|3405||MD2-Low Profile||4||4-Lane PCIe||Intel 80333 500MHz||128MB|
|3805||MD2-Low Profile||8||4-Lane PCIe||Intel 80333 500MHz||128-256MB|
|3085||MD2-Low Profile||8||8-Lane PCIe||Intel 80333 800MHz||256MB|
|31205||Half Length / Full Height||12||8-Lane PCIe||Intel 80333 800MHz||256MB|
|31605||Half Length / Full Height||16||8-Lane PCIe||Intel 80333 800MHz||256MB|
Motherboards for the last 5 or so years have started to include basic raid support either by way of IDE or SATA. This has allowed consumers to put together cheap raid0 and raid1 configurations to aid with speed or reliability respectively. Some chipsets have even allowed raid5 configurations that help balance both. The problem with these however is that they rarely have cache and are software driven. Hardware driven cards quite simply blow the panties off software driven raid chipsets in terms of CPU consumption, cache performance and complex raid configurations. Linux and even Windows support full software driven raid which can be very inefficient due to the fact that multiple IO streams will be sent across the bus when true raid cards will only send one.
True hardware controllers like the 3805 have their own bios and management software. Arrays are exported to the operating system as unified devices. For users that run other operating systems, this is a very nice feature since they no longer have to rely on driver versions or bios settings for chipset modes. For those of use that dual boot windows and linux, this can be a nightmare. Hardware raid cards also significantly reduce IO overhead on your CPU and provide their own cache. Advanced models even have a battery tied to the cache so if your power fails, data waiting to be written can be stored in cache and written to the array when the machine restarts. This significantly reduces the chances for a file system error.

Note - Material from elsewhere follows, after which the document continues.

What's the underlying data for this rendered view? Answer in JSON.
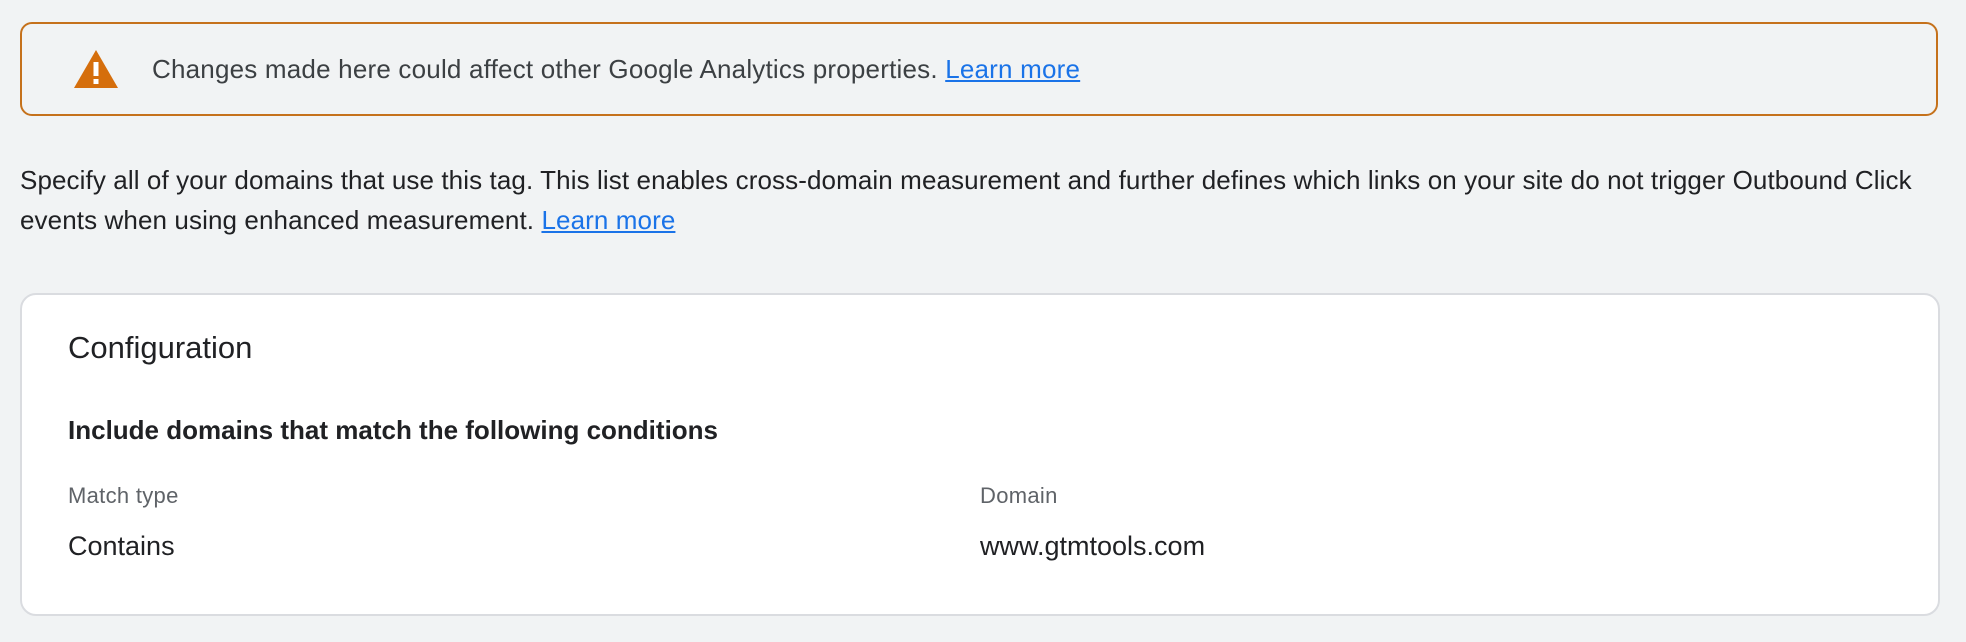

This series also support NCQ which can in certain situations increase the rate at which data is written and read by reordering the commands. The BIOs can be updated with patches from Adaptec’s site. As new drives are produced flash is needed at times to properly support various “broken” hard drives (as in manufacturers that do not follow specs or release buggy interfaces).